DESCRIPTION OF THE TASK -> Set every line of the data down again exactly, and keep the pictures out.
-- RECORDS FOR THE TASK follows --
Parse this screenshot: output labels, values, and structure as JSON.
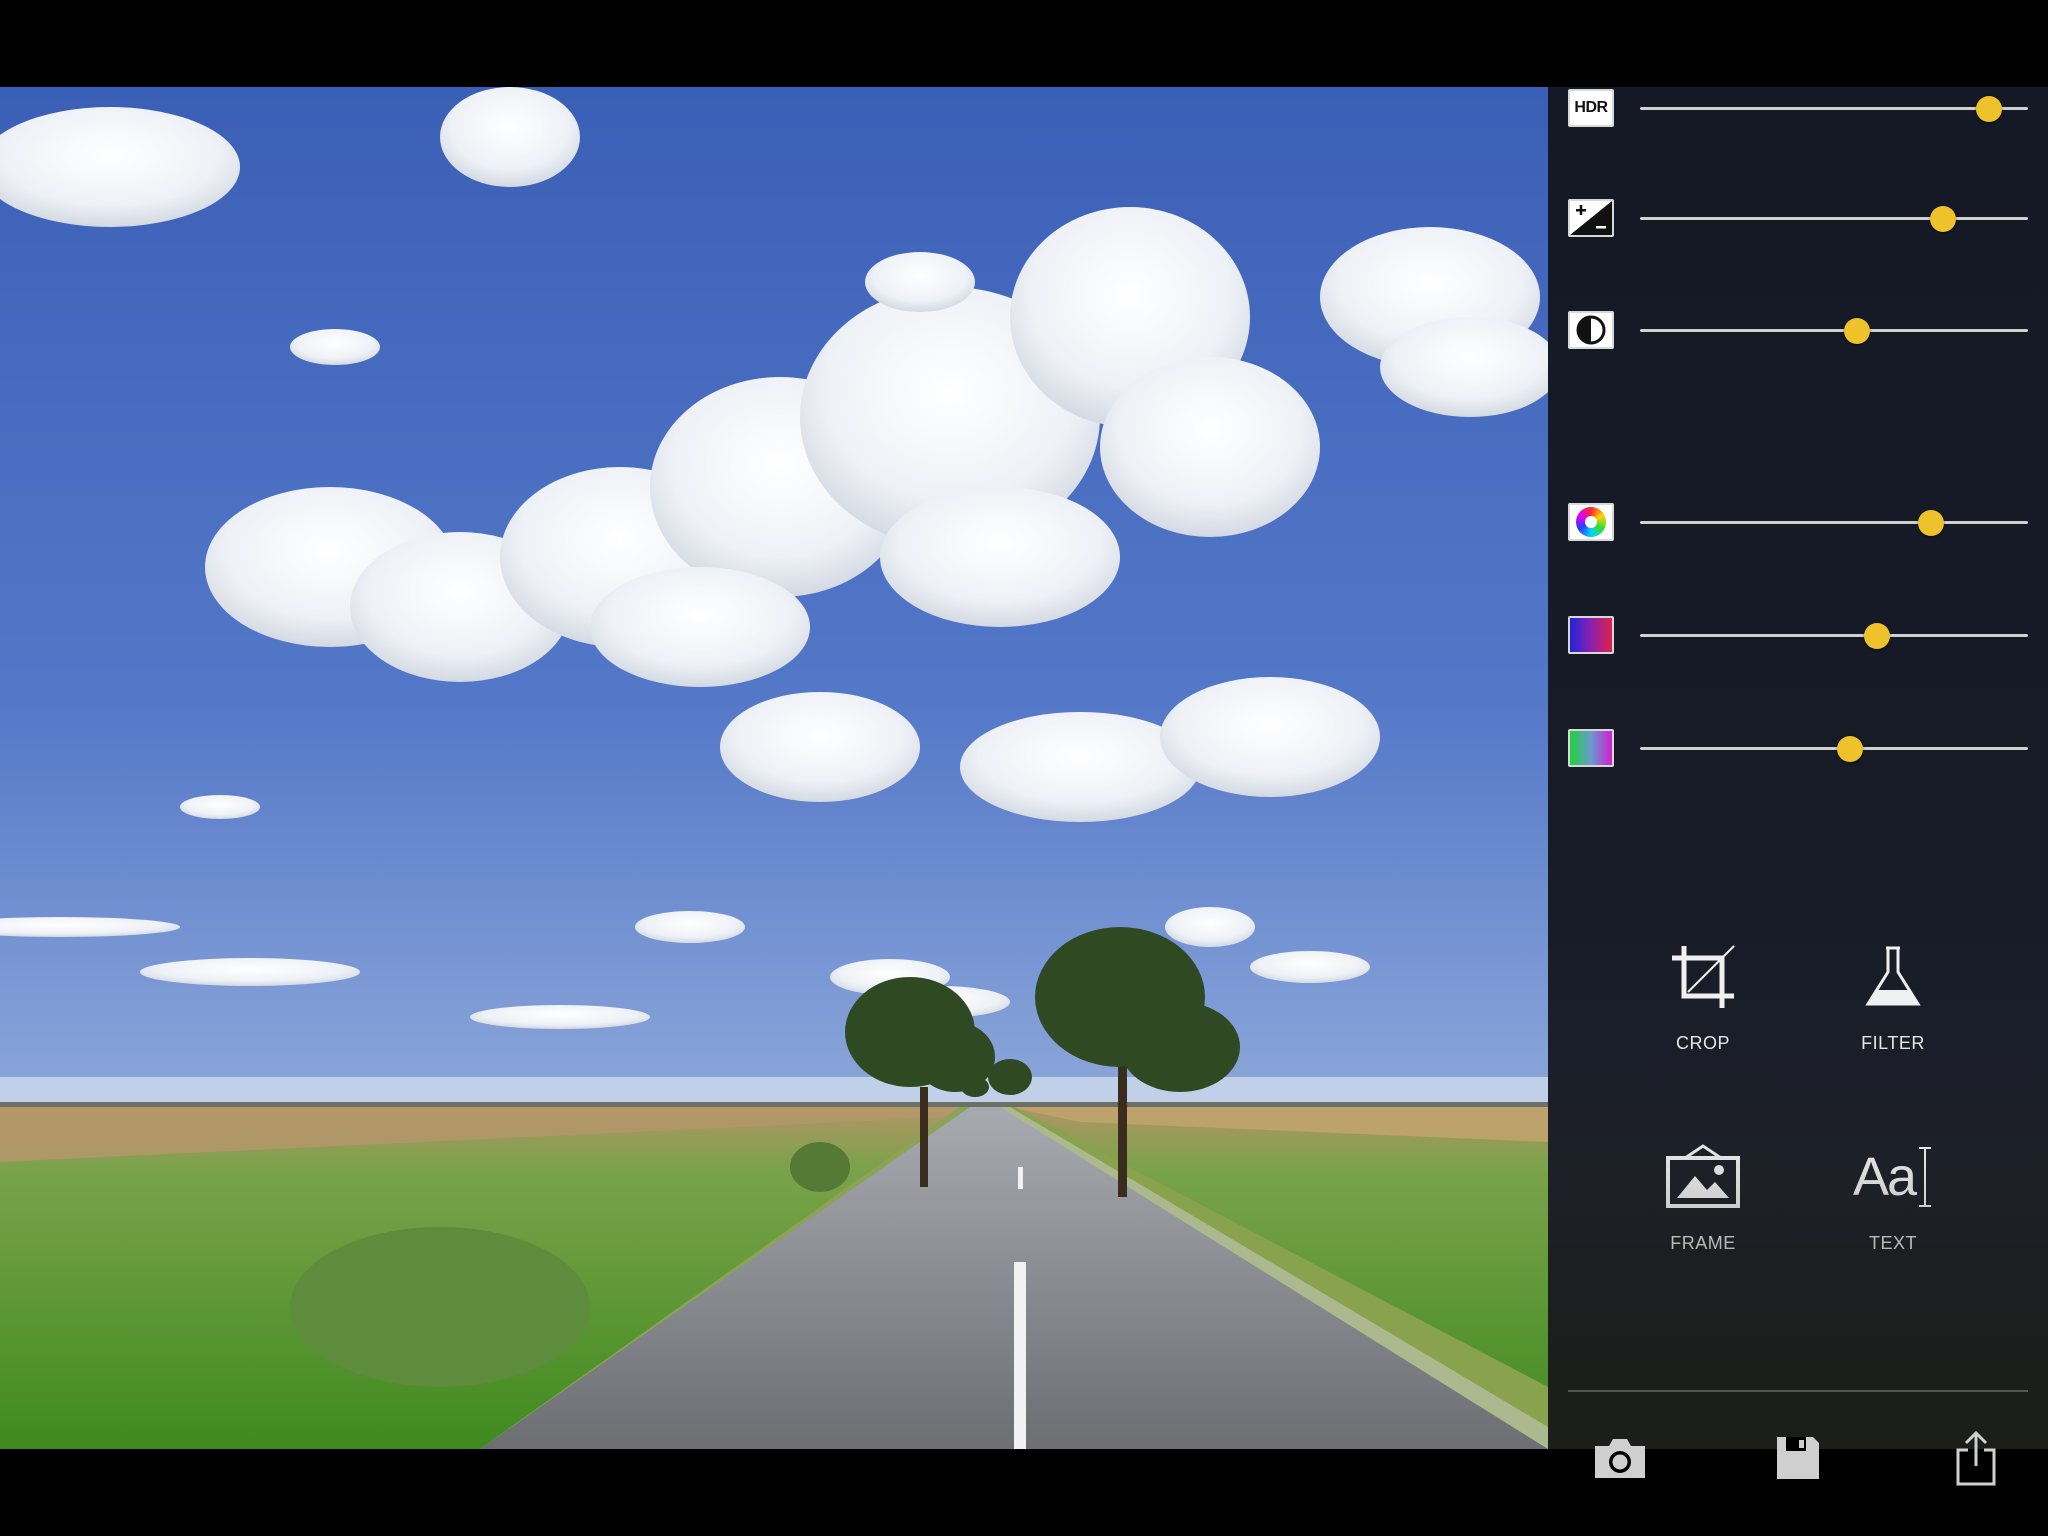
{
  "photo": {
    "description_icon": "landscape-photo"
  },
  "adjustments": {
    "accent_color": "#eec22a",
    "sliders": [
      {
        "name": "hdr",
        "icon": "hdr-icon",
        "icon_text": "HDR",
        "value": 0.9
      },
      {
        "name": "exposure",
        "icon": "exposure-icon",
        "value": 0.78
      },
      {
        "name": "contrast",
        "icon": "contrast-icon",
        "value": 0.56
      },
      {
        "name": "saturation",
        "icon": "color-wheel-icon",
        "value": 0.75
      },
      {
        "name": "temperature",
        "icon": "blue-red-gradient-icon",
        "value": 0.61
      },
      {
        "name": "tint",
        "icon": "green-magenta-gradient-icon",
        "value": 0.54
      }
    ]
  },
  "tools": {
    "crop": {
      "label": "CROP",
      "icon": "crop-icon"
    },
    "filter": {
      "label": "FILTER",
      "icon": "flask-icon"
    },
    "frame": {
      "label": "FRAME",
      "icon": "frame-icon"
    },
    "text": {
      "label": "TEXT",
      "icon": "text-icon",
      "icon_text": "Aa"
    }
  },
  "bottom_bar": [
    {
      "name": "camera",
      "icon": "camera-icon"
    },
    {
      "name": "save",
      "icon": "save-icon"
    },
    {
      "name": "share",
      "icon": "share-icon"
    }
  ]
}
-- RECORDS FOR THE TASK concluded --
EXERCISE SOLUTION ->
Parse this screenshot: output labels, values, and structure as JSON.
{
  "photo": {
    "description_icon": "landscape-photo"
  },
  "adjustments": {
    "accent_color": "#eec22a",
    "sliders": [
      {
        "name": "hdr",
        "icon": "hdr-icon",
        "icon_text": "HDR",
        "value": 0.9
      },
      {
        "name": "exposure",
        "icon": "exposure-icon",
        "value": 0.78
      },
      {
        "name": "contrast",
        "icon": "contrast-icon",
        "value": 0.56
      },
      {
        "name": "saturation",
        "icon": "color-wheel-icon",
        "value": 0.75
      },
      {
        "name": "temperature",
        "icon": "blue-red-gradient-icon",
        "value": 0.61
      },
      {
        "name": "tint",
        "icon": "green-magenta-gradient-icon",
        "value": 0.54
      }
    ]
  },
  "tools": {
    "crop": {
      "label": "CROP",
      "icon": "crop-icon"
    },
    "filter": {
      "label": "FILTER",
      "icon": "flask-icon"
    },
    "frame": {
      "label": "FRAME",
      "icon": "frame-icon"
    },
    "text": {
      "label": "TEXT",
      "icon": "text-icon",
      "icon_text": "Aa"
    }
  },
  "bottom_bar": [
    {
      "name": "camera",
      "icon": "camera-icon"
    },
    {
      "name": "save",
      "icon": "save-icon"
    },
    {
      "name": "share",
      "icon": "share-icon"
    }
  ]
}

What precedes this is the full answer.